New Delhi: The Supreme Court, which was deliberating a case on "living wills," or advance medical directives on end-of-life treatment, made note of eminent astrophysicist Stephen Hawking and former Formula 1 racer Michael Schumacher.
Despite agreeing to change its 2018 recommendations on "living will," a five-judge constitution bench led by Justice K M Joseph stated that it is up to the legislature to enact laws for terminally ill individuals who choose to cease receiving treatment.
He said if a person signs an advance directive before being affected with the disease, there may be chances that there are huge advancements in the field of medical sciences sometimes later and the disease becomes curable.
During the hearing, Justice Anirudhha Bose said, "If you follow the life of Stephen Hawking.
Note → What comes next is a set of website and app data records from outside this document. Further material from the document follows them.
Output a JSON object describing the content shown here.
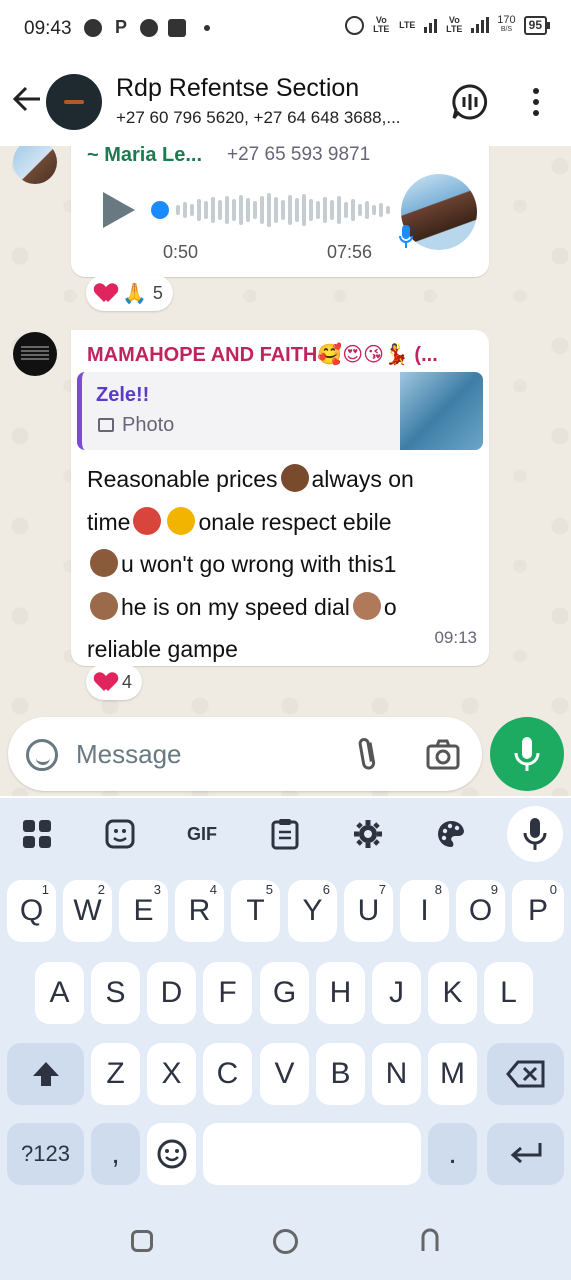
{
  "status_bar": {
    "time": "09:43",
    "speed_value": "170",
    "speed_unit": "B/S",
    "battery": "95",
    "network_1": "Vo LTE",
    "network_2": "LTE",
    "network_3": "Vo LTE"
  },
  "header": {
    "title": "Rdp Refentse Section",
    "subtitle": "+27 60 796 5620, +27 64 648 3688,..."
  },
  "messages": [
    {
      "sender": "~ Maria Le...",
      "phone": "+27 65 593 9871",
      "type": "voice",
      "position": "0:50",
      "duration": "07:56",
      "reaction_count": "5"
    },
    {
      "sender": "MAMAHOPE AND FAITH🥰😍😘💃 (...",
      "quoted_author": "Zele!!",
      "quoted_type": "Photo",
      "text_line_1": "Reasonable prices",
      "text_line_1b": "always on",
      "text_line_2": "time",
      "text_line_2b": "onale respect ebile",
      "text_line_3": "u won't go wrong with this1",
      "text_line_4": "he is on my speed dial",
      "text_line_4b": "o",
      "text_line_5": "reliable gampe",
      "time": "09:13",
      "reaction_count": "4"
    }
  ],
  "composer": {
    "placeholder": "Message"
  },
  "keyboard": {
    "gif_label": "GIF",
    "row1": [
      {
        "key": "Q",
        "num": "1"
      },
      {
        "key": "W",
        "num": "2"
      },
      {
        "key": "E",
        "num": "3"
      },
      {
        "key": "R",
        "num": "4"
      },
      {
        "key": "T",
        "num": "5"
      },
      {
        "key": "Y",
        "num": "6"
      },
      {
        "key": "U",
        "num": "7"
      },
      {
        "key": "I",
        "num": "8"
      },
      {
        "key": "O",
        "num": "9"
      },
      {
        "key": "P",
        "num": "0"
      }
    ],
    "row2": [
      "A",
      "S",
      "D",
      "F",
      "G",
      "H",
      "J",
      "K",
      "L"
    ],
    "row3": [
      "Z",
      "X",
      "C",
      "V",
      "B",
      "N",
      "M"
    ],
    "symbols_label": "?123",
    "comma": ",",
    "period": "."
  }
}
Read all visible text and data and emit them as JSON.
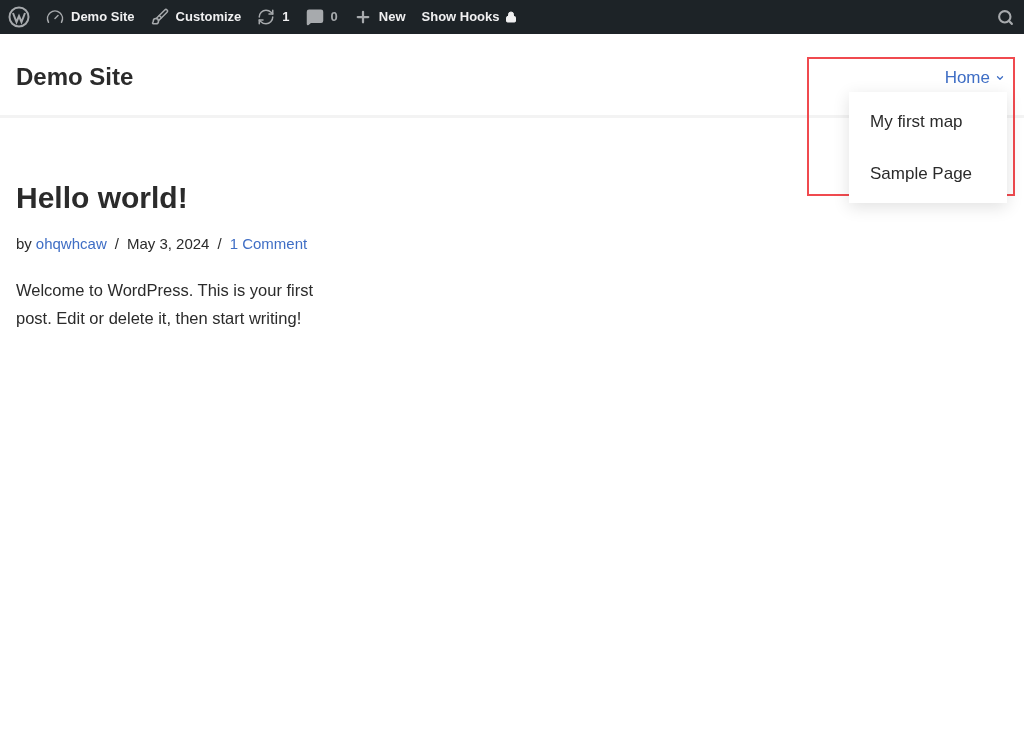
{
  "admin_bar": {
    "items": [
      {
        "kind": "site",
        "label": "Demo Site"
      },
      {
        "kind": "customize",
        "label": "Customize"
      },
      {
        "kind": "updates",
        "label": "1"
      },
      {
        "kind": "comments",
        "label": "0"
      },
      {
        "kind": "new",
        "label": "New"
      },
      {
        "kind": "hooks",
        "label": "Show Hooks"
      }
    ]
  },
  "header": {
    "site_title": "Demo Site",
    "nav": {
      "label": "Home",
      "expanded": true,
      "submenu": [
        "My first map",
        "Sample Page"
      ]
    }
  },
  "post": {
    "title": "Hello world!",
    "by": "by",
    "author": "ohqwhcaw",
    "separator_1": "/",
    "date": "May 3, 2024",
    "separator_2": "/",
    "comments": "1 Comment",
    "body": "Welcome to WordPress. This is your first post. Edit or delete it, then start writing!"
  }
}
At a very early age, there was a prediction." Hawking, who died on March 14, 2018, was also a patient with amyotrophic lateral sclerosis and his long survival after diagnosis has been a source of speculation.
Senior advocate Arvind Datar, appearing for one of the intervenors, said he knows a case wherein the person recovered after 21 years.
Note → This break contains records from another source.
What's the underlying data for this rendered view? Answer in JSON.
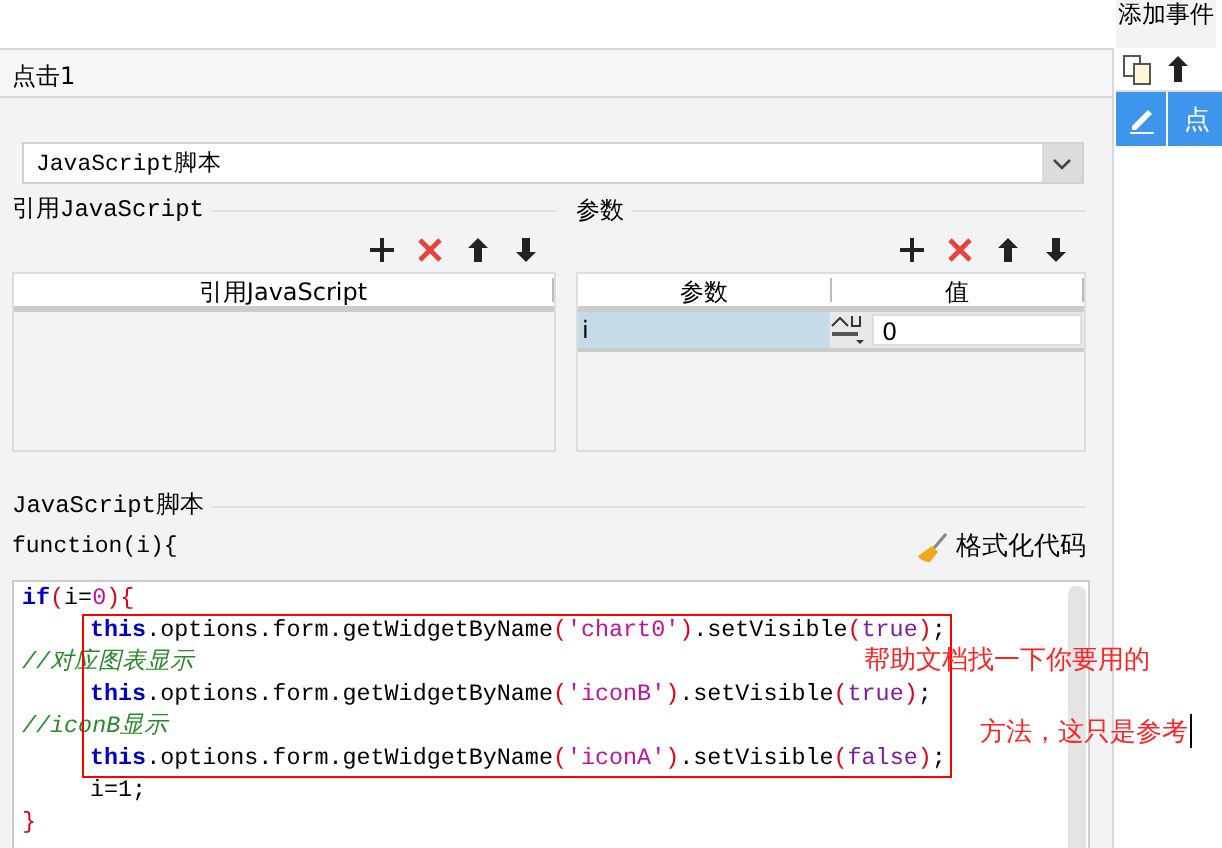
{
  "main_panel": {
    "title": "点击1",
    "action_type": "JavaScript脚本",
    "referenced_js": {
      "legend": "引用JavaScript",
      "columns": [
        "引用JavaScript"
      ]
    },
    "parameters": {
      "legend": "参数",
      "columns": [
        "参数",
        "值"
      ],
      "rows": [
        {
          "name": "i",
          "value": "0",
          "selected": true
        }
      ]
    },
    "script": {
      "legend": "JavaScript脚本",
      "signature": "function(i){",
      "format_button": "格式化代码",
      "blocks": [
        {
          "kind": "line",
          "indent": false,
          "tokens": [
            {
              "kind": "kw",
              "text": "if"
            },
            {
              "kind": "paren",
              "text": "("
            },
            {
              "kind": "plain",
              "text": "i="
            },
            {
              "kind": "num",
              "text": "0"
            },
            {
              "kind": "paren",
              "text": ")"
            },
            {
              "kind": "paren",
              "text": "{"
            }
          ]
        },
        {
          "kind": "boxed",
          "lines": [
            {
              "indent": true,
              "tokens": [
                {
                  "kind": "kw",
                  "text": "this"
                },
                {
                  "kind": "plain",
                  "text": ".options.form.getWidgetByName"
                },
                {
                  "kind": "paren",
                  "text": "("
                },
                {
                  "kind": "str",
                  "text": "'chart0'"
                },
                {
                  "kind": "paren",
                  "text": ")"
                },
                {
                  "kind": "plain",
                  "text": ".setVisible"
                },
                {
                  "kind": "paren",
                  "text": "("
                },
                {
                  "kind": "bool",
                  "text": "true"
                },
                {
                  "kind": "paren",
                  "text": ")"
                },
                {
                  "kind": "plain",
                  "text": ";"
                }
              ]
            },
            {
              "indent": false,
              "tokens": [
                {
                  "kind": "comment",
                  "text": "//对应图表显示"
                }
              ]
            },
            {
              "indent": true,
              "tokens": [
                {
                  "kind": "kw",
                  "text": "this"
                },
                {
                  "kind": "plain",
                  "text": ".options.form.getWidgetByName"
                },
                {
                  "kind": "paren",
                  "text": "("
                },
                {
                  "kind": "str",
                  "text": "'iconB'"
                },
                {
                  "kind": "paren",
                  "text": ")"
                },
                {
                  "kind": "plain",
                  "text": ".setVisible"
                },
                {
                  "kind": "paren",
                  "text": "("
                },
                {
                  "kind": "bool",
                  "text": "true"
                },
                {
                  "kind": "paren",
                  "text": ")"
                },
                {
                  "kind": "plain",
                  "text": ";"
                }
              ]
            },
            {
              "indent": false,
              "tokens": [
                {
                  "kind": "comment",
                  "text": "//iconB显示"
                }
              ]
            },
            {
              "indent": true,
              "tokens": [
                {
                  "kind": "kw",
                  "text": "this"
                },
                {
                  "kind": "plain",
                  "text": ".options.form.getWidgetByName"
                },
                {
                  "kind": "paren",
                  "text": "("
                },
                {
                  "kind": "str",
                  "text": "'iconA'"
                },
                {
                  "kind": "paren",
                  "text": ")"
                },
                {
                  "kind": "plain",
                  "text": ".setVisible"
                },
                {
                  "kind": "paren",
                  "text": "("
                },
                {
                  "kind": "bool",
                  "text": "false"
                },
                {
                  "kind": "paren",
                  "text": ")"
                },
                {
                  "kind": "plain",
                  "text": ";"
                }
              ]
            }
          ]
        },
        {
          "kind": "line",
          "indent": true,
          "tokens": [
            {
              "kind": "plain",
              "text": "i=1;"
            }
          ]
        },
        {
          "kind": "line",
          "indent": false,
          "tokens": [
            {
              "kind": "paren",
              "text": "}"
            }
          ]
        }
      ]
    }
  },
  "annotation": [
    "帮助文档找一下你要用的",
    "方法，这只是参考"
  ],
  "event_panel": {
    "title": "添加事件",
    "items": [
      {
        "label": "点",
        "selected": true
      }
    ]
  }
}
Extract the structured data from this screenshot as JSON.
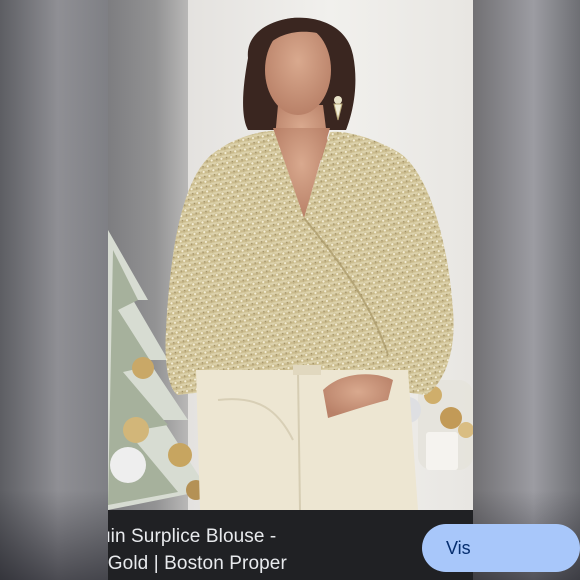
{
  "caption": {
    "line1": "uin Surplice Blouse -",
    "line2": "r/Gold | Boston Proper"
  },
  "visit_button": {
    "label": "Vis"
  },
  "colors": {
    "caption_bg": "#202124",
    "caption_text": "#e8eaed",
    "visit_bg": "#a8c7fa",
    "visit_text": "#062e6f"
  },
  "image": {
    "subject": "model in gold sequin surplice blouse and cream jeans beside a decorated christmas tree"
  }
}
"Like Michael Schumacher, he is still in a coma, we don't know what will happen if some stem cell research will revive him. He is still alive," he said.
Justice Hrishikesh Roy, who was also a part of the bench comprising Justices Ajay Rastogi and Justice C T Ravikumar, said, "What is a critical illness for an ordinary person of normal wealth, is not critical for Michael Schumacher." The hearing will continue on Wednesday.
The top court had in its March 9, 2018 judgment recognised that a terminally ill patient or a person in a persistent vegetative state may execute an advance medical directive or a "living will" to refuse medical treatment, holding the right to live with dignity also included "smoothening" the process of dying.
It had observed that the failure to legally recognise advance medical directives might amount to "non-facilitation" of the right to smoothen the dying process and that dignity in that process was also part of the right to life under Article 21 of the Constitution.
The top court had laid down principles related to the procedure for execution of advance directives and spelt out guidelines and safeguards to give effect to passive euthanasia in both circumstances where there are advance directives and where there are none.
"The directive and guidelines shall remain in force till Parliament brings a legislation in the field," it had said.
The verdict had come on a PIL filed by NGO Common Cause seeking recognition of the "living will" made by terminally ill patients for passive euthanasia.
With PTI inputs